And cleaner hands limit the spread of germs before they can attach to surfaces.
Ashkin is the founder and president of The Ashkin Group, an internationally recognized environmental consulting firm. He's spent the last 20 years focusing on green cleaning and has participated in a variety of industry and government environmental advisory groups, including the U.S. Environmental Protection Agency. He'll be in Honolulu this week to lead workshops on his principles of green cleaning.
His strategy contains a number of simple suggestions:
• Keep the dirt out.
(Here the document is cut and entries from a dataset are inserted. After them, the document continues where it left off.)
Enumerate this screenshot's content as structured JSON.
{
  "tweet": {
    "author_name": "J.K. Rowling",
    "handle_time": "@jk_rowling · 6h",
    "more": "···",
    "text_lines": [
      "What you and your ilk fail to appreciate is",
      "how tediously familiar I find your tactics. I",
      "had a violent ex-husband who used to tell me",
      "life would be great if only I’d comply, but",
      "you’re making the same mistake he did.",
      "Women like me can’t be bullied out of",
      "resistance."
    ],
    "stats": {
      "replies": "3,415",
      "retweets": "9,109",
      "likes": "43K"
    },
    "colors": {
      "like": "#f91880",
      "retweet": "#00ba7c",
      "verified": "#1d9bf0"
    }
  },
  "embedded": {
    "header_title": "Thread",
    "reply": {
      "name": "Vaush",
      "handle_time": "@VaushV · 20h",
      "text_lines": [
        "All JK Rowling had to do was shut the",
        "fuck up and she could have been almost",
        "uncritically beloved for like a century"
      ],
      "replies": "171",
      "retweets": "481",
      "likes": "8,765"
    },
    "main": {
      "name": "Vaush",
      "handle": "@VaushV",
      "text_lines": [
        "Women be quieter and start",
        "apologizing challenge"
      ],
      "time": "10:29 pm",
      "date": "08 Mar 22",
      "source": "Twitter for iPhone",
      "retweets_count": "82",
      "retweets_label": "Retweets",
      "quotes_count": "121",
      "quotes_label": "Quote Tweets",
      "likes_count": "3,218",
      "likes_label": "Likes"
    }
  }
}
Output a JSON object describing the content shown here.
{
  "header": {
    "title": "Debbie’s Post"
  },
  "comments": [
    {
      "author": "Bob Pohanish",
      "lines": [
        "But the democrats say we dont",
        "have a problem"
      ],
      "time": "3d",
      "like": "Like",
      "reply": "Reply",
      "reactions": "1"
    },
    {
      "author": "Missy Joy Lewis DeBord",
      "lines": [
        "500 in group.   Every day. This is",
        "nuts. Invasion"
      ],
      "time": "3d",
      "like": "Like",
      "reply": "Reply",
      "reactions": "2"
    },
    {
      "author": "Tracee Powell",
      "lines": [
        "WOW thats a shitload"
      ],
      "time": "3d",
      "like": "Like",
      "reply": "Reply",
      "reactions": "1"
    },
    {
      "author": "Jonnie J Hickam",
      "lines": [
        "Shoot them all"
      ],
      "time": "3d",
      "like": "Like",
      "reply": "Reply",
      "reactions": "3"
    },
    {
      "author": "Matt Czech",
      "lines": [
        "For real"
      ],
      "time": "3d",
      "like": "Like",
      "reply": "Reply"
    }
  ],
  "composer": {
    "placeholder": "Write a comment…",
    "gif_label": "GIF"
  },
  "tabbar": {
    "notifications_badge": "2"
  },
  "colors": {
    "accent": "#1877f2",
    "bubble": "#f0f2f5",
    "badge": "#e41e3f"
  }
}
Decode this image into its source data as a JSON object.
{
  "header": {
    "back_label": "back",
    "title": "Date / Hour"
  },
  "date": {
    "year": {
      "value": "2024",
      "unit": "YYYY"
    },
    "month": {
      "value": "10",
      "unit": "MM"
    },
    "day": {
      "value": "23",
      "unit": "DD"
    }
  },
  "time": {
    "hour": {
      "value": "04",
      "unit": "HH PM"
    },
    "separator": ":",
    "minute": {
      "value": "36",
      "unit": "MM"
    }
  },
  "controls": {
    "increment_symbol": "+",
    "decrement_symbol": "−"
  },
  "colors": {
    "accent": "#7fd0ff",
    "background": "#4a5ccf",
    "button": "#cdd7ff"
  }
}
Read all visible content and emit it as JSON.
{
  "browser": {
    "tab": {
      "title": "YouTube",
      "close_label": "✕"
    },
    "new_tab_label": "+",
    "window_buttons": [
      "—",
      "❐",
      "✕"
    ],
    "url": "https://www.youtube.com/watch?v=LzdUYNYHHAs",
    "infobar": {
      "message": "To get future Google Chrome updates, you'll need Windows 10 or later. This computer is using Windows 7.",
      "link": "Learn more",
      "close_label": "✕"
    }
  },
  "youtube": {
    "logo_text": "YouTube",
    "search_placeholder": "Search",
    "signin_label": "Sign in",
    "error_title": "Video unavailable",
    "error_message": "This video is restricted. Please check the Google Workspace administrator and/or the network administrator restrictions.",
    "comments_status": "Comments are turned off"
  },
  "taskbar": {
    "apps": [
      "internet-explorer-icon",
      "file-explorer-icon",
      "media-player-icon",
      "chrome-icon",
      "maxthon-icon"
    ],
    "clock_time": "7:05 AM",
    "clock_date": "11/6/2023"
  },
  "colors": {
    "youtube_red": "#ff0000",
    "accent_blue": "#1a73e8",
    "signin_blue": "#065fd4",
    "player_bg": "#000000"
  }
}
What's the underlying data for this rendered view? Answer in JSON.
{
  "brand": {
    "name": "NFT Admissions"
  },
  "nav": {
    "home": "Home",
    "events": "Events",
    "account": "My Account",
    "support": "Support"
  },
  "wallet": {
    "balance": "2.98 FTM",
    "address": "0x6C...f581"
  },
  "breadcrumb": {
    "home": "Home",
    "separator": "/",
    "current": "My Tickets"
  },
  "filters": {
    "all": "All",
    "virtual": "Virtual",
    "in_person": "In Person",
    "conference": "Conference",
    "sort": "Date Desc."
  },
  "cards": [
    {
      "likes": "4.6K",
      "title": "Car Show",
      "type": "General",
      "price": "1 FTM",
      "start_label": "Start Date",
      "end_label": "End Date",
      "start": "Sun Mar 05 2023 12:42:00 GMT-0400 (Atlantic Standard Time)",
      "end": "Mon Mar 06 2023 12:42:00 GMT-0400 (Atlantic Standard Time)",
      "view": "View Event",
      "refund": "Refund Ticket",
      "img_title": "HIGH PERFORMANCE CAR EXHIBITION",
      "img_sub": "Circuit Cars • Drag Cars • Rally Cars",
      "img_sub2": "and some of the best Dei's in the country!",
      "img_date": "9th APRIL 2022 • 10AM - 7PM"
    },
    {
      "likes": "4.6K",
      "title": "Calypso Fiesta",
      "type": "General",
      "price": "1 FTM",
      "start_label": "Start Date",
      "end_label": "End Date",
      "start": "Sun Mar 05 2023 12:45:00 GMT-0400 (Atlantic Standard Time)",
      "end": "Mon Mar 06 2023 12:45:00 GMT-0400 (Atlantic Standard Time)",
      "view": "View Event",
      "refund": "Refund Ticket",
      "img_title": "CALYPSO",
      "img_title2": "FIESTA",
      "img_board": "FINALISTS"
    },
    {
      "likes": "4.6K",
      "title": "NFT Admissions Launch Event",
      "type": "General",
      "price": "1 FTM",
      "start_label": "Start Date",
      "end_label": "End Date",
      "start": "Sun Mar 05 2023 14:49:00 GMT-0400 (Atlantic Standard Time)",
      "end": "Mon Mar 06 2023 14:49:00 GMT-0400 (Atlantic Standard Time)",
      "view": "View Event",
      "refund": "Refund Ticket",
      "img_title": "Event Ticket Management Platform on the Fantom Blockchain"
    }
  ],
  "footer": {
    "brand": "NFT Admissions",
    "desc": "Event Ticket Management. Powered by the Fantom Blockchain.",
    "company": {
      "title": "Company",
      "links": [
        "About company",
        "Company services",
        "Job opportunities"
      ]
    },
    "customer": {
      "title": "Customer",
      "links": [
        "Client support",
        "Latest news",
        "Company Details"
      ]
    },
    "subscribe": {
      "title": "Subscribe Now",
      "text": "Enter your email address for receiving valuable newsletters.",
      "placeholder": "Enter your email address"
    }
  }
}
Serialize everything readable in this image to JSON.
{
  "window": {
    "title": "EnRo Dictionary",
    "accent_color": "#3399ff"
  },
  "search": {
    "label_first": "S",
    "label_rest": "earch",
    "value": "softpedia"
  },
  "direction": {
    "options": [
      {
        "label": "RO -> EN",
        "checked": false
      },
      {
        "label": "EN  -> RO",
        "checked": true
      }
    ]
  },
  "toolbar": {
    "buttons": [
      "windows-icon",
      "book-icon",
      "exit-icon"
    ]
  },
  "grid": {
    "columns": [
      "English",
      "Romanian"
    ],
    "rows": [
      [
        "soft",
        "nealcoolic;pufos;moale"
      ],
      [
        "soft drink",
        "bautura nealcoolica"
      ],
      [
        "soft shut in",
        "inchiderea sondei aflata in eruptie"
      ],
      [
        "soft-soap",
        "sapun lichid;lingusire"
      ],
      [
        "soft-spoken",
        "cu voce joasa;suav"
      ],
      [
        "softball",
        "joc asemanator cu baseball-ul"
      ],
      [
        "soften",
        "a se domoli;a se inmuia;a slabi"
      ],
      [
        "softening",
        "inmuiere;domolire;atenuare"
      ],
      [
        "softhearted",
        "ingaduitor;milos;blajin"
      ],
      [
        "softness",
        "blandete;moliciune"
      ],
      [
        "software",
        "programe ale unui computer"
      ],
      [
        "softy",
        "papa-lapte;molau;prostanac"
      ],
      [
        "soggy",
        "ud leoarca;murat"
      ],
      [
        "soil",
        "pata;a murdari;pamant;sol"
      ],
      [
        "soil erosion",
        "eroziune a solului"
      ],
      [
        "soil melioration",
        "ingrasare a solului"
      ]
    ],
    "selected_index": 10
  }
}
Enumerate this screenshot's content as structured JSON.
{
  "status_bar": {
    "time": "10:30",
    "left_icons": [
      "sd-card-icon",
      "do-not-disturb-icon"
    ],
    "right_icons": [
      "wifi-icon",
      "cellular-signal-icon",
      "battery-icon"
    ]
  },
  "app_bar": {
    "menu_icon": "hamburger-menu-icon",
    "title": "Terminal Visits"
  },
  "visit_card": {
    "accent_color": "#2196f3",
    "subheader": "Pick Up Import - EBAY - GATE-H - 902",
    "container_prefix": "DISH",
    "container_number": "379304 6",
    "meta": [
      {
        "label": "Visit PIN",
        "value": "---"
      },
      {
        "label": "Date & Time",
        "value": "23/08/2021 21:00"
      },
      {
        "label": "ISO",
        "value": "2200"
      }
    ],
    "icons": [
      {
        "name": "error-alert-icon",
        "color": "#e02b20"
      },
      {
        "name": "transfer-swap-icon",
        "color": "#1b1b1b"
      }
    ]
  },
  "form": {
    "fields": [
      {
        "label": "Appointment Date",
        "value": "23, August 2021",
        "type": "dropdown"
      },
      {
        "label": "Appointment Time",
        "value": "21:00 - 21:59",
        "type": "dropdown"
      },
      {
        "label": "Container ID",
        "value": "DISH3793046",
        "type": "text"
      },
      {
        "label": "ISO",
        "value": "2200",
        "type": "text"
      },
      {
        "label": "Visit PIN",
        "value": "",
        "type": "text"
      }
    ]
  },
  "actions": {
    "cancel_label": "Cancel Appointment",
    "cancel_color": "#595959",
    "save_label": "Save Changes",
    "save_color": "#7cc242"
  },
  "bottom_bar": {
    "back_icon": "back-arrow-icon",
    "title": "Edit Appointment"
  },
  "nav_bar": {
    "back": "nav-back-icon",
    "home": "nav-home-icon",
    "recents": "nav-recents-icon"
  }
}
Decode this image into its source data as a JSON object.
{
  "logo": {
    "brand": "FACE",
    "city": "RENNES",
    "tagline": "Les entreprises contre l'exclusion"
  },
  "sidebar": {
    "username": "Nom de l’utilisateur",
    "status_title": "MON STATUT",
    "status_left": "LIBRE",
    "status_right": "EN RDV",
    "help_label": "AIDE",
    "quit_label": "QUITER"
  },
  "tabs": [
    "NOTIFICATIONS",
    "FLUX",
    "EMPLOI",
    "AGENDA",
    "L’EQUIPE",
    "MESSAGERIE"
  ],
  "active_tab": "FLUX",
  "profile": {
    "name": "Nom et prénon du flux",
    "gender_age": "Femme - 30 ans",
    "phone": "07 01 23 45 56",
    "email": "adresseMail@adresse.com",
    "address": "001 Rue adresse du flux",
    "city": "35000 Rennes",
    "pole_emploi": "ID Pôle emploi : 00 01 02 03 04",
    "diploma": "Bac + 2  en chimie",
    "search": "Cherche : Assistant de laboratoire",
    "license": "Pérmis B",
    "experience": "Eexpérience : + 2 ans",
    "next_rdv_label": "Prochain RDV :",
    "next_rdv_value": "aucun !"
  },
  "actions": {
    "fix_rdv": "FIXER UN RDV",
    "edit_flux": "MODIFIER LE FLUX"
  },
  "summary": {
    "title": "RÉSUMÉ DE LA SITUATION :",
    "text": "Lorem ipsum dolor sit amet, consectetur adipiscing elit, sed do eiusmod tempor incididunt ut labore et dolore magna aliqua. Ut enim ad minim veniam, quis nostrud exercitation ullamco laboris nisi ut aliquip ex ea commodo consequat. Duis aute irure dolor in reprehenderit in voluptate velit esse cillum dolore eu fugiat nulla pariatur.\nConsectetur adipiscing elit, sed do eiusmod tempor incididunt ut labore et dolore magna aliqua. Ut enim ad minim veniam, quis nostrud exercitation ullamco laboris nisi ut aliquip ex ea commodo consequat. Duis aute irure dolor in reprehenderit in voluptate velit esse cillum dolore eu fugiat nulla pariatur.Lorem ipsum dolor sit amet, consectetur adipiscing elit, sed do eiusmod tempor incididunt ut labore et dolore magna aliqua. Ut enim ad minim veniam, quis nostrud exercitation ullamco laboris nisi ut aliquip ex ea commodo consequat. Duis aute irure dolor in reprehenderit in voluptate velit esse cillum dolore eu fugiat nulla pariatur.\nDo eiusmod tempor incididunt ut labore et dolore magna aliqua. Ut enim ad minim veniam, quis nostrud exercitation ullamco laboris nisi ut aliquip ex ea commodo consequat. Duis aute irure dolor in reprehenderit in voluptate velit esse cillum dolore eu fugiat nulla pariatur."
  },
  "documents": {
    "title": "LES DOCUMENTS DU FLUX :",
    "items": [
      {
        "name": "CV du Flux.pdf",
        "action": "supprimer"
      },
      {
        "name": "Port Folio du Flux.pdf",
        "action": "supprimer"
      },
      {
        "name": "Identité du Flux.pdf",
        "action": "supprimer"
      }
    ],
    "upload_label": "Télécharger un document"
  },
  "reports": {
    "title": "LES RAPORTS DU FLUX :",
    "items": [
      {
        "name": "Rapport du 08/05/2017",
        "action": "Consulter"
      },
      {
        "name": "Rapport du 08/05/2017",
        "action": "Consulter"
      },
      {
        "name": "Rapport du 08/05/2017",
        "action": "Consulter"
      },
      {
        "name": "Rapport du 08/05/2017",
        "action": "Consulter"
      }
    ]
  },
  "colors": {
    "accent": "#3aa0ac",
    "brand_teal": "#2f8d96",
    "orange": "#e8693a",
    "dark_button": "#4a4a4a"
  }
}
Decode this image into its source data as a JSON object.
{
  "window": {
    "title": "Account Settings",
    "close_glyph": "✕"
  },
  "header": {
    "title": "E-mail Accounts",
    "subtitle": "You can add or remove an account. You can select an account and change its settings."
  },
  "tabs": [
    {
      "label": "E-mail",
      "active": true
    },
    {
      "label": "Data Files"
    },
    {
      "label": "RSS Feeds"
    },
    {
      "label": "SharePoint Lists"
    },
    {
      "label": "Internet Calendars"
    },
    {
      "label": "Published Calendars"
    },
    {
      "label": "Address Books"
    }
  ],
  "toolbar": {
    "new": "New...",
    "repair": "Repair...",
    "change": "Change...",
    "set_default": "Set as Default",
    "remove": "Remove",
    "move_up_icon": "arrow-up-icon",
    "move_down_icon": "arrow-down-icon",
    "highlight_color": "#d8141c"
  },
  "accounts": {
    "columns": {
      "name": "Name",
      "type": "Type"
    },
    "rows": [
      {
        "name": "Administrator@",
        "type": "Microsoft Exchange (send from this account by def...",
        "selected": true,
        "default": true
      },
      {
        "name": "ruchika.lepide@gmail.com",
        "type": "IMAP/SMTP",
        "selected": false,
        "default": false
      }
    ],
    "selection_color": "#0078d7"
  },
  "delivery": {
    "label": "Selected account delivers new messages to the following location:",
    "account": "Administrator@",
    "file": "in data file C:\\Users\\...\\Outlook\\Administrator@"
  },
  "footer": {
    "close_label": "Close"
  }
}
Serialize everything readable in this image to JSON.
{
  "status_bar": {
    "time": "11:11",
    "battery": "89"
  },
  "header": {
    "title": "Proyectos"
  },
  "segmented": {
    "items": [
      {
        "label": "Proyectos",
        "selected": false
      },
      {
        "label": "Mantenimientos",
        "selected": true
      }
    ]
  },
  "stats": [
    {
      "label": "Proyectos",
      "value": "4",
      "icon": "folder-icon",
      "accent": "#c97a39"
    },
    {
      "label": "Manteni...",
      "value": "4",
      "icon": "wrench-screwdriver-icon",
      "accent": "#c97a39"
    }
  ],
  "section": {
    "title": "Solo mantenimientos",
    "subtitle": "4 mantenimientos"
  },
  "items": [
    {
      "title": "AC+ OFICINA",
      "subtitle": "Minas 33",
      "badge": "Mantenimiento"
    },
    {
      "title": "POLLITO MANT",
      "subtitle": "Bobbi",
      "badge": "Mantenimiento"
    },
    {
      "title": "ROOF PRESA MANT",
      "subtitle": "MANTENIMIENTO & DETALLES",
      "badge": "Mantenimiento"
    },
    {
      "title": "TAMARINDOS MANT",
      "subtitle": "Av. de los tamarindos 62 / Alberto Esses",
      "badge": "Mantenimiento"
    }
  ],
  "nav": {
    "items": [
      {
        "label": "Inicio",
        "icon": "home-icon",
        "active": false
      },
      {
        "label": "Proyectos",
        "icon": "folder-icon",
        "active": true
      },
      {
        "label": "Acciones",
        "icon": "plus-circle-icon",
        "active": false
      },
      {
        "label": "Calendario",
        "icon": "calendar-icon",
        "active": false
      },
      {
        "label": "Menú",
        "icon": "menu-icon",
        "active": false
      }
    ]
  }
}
Doormats that are soft and absorbant enough to capture dirt and moisture are preferable.
And never wear your shoes indoors, especially if there's an infant in the house — all those outdoor chemicals, bird droppings and other toxins can end up in the mouth of a thumb-sucking child.
"Think about where your shoes have been," he said. "Why do we want to track that into our homes?"
• Clean your floors frequently with a vacuum cleaner capable of capturing fine particles.
"Pay attention to places that have the most risk," Ashkin said. "If you have children, you need to pay attention to where they play."
• Keep your kitchen counters free of crumbs that will attract bugs, which would force you to use dangerous pesticides.
"By definition, they are toxic," he said. "They are specifically designed to kill living organisms."
• Wash your hands often with soap and water. Ashkin discourages the use of antibacterial soaps, saying there is no evidence that they work. Also, alcohol-based hand sanitizer is good but should be used in conjuction with soap and water in order to remove dirt.
• Don't reject traditional cleaning products, because many are now more eco-friendly than before, and forget about trying to make your own because the homemade cleaners lack preservatives.
"Those products can actually support mold and bacterial growth," he said. "So you are cleaning your food preparation surface with a product that is contaminated with bacteria. To me, it is just not smart."